Collected data entries:
--- START ---

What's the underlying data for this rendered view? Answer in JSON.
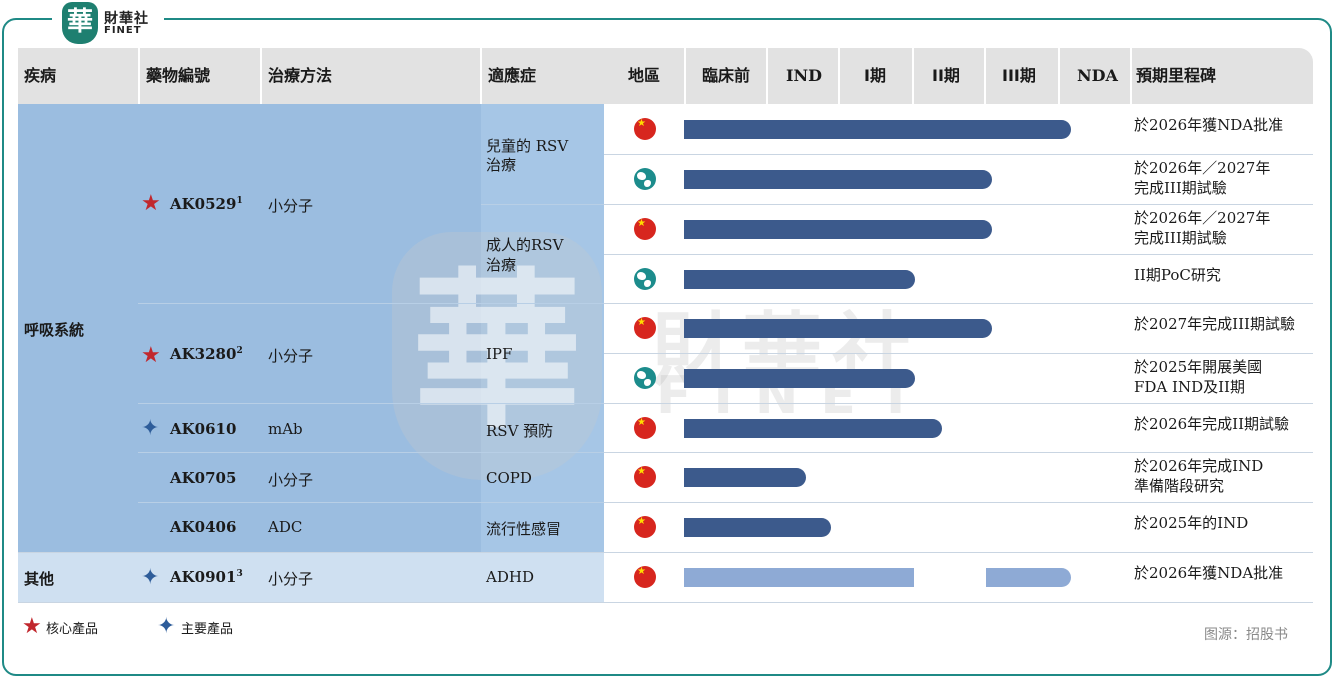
{
  "logo": {
    "mark": "華",
    "name_cn": "財華社",
    "name_en": "FINET"
  },
  "header": {
    "disease": "疾病",
    "drug_code": "藥物編號",
    "modality": "治療方法",
    "indication": "適應症",
    "region": "地區",
    "preclinical": "臨床前",
    "ind": "IND",
    "phase1": "I期",
    "phase2": "II期",
    "phase3": "III期",
    "nda": "NDA",
    "milestone": "預期里程碑"
  },
  "groups": {
    "respiratory": "呼吸系統",
    "other": "其他"
  },
  "drugs": [
    {
      "code": "AK0529",
      "sup": "1",
      "marker": "core",
      "modality": "小分子"
    },
    {
      "code": "AK3280",
      "sup": "2",
      "marker": "core",
      "modality": "小分子"
    },
    {
      "code": "AK0610",
      "sup": "",
      "marker": "main",
      "modality": "mAb"
    },
    {
      "code": "AK0705",
      "sup": "",
      "marker": "",
      "modality": "小分子"
    },
    {
      "code": "AK0406",
      "sup": "",
      "marker": "",
      "modality": "ADC"
    },
    {
      "code": "AK0901",
      "sup": "3",
      "marker": "main",
      "modality": "小分子"
    }
  ],
  "indications": {
    "pediatric_rsv_1": "兒童的 RSV",
    "pediatric_rsv_2": "治療",
    "adult_rsv_1": "成人的RSV",
    "adult_rsv_2": "治療",
    "ipf": "IPF",
    "rsv_prevention": "RSV 預防",
    "copd": "COPD",
    "influenza": "流行性感冒",
    "adhd": "ADHD"
  },
  "rows": [
    {
      "region": "china",
      "stage": "NDA",
      "milestone": [
        "於2026年獲NDA批准"
      ]
    },
    {
      "region": "global",
      "stage": "III期",
      "milestone": [
        "於2026年／2027年",
        "完成III期試驗"
      ]
    },
    {
      "region": "china",
      "stage": "III期",
      "milestone": [
        "於2026年／2027年",
        "完成III期試驗"
      ]
    },
    {
      "region": "global",
      "stage": "II期",
      "milestone": [
        "II期PoC研究"
      ]
    },
    {
      "region": "china",
      "stage": "III期",
      "milestone": [
        "於2027年完成III期試驗"
      ]
    },
    {
      "region": "global",
      "stage": "II期",
      "milestone": [
        "於2025年開展美國",
        "FDA IND及II期"
      ]
    },
    {
      "region": "china",
      "stage": "II期",
      "milestone": [
        "於2026年完成II期試驗"
      ]
    },
    {
      "region": "china",
      "stage": "IND",
      "milestone": [
        "於2026年完成IND",
        "準備階段研究"
      ]
    },
    {
      "region": "china",
      "stage": "IND",
      "milestone": [
        "於2025年的IND"
      ]
    },
    {
      "region": "china",
      "stage": "NDA",
      "milestone": [
        "於2026年獲NDA批准"
      ]
    }
  ],
  "legend": {
    "core": "核心產品",
    "main": "主要產品"
  },
  "source": "图源：招股书",
  "colors": {
    "bar_dark": "#3c5a8c",
    "bar_light": "#8eaad5",
    "band": "#9bbde0",
    "frame": "#1f8a86",
    "star_core": "#c1272d",
    "star_main": "#2e5d9a"
  },
  "icons": {
    "china": "china-flag-icon",
    "global": "globe-icon",
    "core": "red-star-icon",
    "main": "blue-sparkle-icon"
  }
}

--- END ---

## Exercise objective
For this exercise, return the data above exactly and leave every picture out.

## Output for this task
What's the underlying data for this rendered view? Answer in JSON.
{
  "logo": {
    "mark": "華",
    "name_cn": "財華社",
    "name_en": "FINET"
  },
  "header": {
    "disease": "疾病",
    "drug_code": "藥物編號",
    "modality": "治療方法",
    "indication": "適應症",
    "region": "地區",
    "preclinical": "臨床前",
    "ind": "IND",
    "phase1": "I期",
    "phase2": "II期",
    "phase3": "III期",
    "nda": "NDA",
    "milestone": "預期里程碑"
  },
  "groups": {
    "respiratory": "呼吸系統",
    "other": "其他"
  },
  "drugs": [
    {
      "code": "AK0529",
      "sup": "1",
      "marker": "core",
      "modality": "小分子"
    },
    {
      "code": "AK3280",
      "sup": "2",
      "marker": "core",
      "modality": "小分子"
    },
    {
      "code": "AK0610",
      "sup": "",
      "marker": "main",
      "modality": "mAb"
    },
    {
      "code": "AK0705",
      "sup": "",
      "marker": "",
      "modality": "小分子"
    },
    {
      "code": "AK0406",
      "sup": "",
      "marker": "",
      "modality": "ADC"
    },
    {
      "code": "AK0901",
      "sup": "3",
      "marker": "main",
      "modality": "小分子"
    }
  ],
  "indications": {
    "pediatric_rsv_1": "兒童的 RSV",
    "pediatric_rsv_2": "治療",
    "adult_rsv_1": "成人的RSV",
    "adult_rsv_2": "治療",
    "ipf": "IPF",
    "rsv_prevention": "RSV 預防",
    "copd": "COPD",
    "influenza": "流行性感冒",
    "adhd": "ADHD"
  },
  "rows": [
    {
      "region": "china",
      "stage": "NDA",
      "milestone": [
        "於2026年獲NDA批准"
      ]
    },
    {
      "region": "global",
      "stage": "III期",
      "milestone": [
        "於2026年／2027年",
        "完成III期試驗"
      ]
    },
    {
      "region": "china",
      "stage": "III期",
      "milestone": [
        "於2026年／2027年",
        "完成III期試驗"
      ]
    },
    {
      "region": "global",
      "stage": "II期",
      "milestone": [
        "II期PoC研究"
      ]
    },
    {
      "region": "china",
      "stage": "III期",
      "milestone": [
        "於2027年完成III期試驗"
      ]
    },
    {
      "region": "global",
      "stage": "II期",
      "milestone": [
        "於2025年開展美國",
        "FDA IND及II期"
      ]
    },
    {
      "region": "china",
      "stage": "II期",
      "milestone": [
        "於2026年完成II期試驗"
      ]
    },
    {
      "region": "china",
      "stage": "IND",
      "milestone": [
        "於2026年完成IND",
        "準備階段研究"
      ]
    },
    {
      "region": "china",
      "stage": "IND",
      "milestone": [
        "於2025年的IND"
      ]
    },
    {
      "region": "china",
      "stage": "NDA",
      "milestone": [
        "於2026年獲NDA批准"
      ]
    }
  ],
  "legend": {
    "core": "核心產品",
    "main": "主要產品"
  },
  "source": "图源：招股书",
  "colors": {
    "bar_dark": "#3c5a8c",
    "bar_light": "#8eaad5",
    "band": "#9bbde0",
    "frame": "#1f8a86",
    "star_core": "#c1272d",
    "star_main": "#2e5d9a"
  },
  "icons": {
    "china": "china-flag-icon",
    "global": "globe-icon",
    "core": "red-star-icon",
    "main": "blue-sparkle-icon"
  }
}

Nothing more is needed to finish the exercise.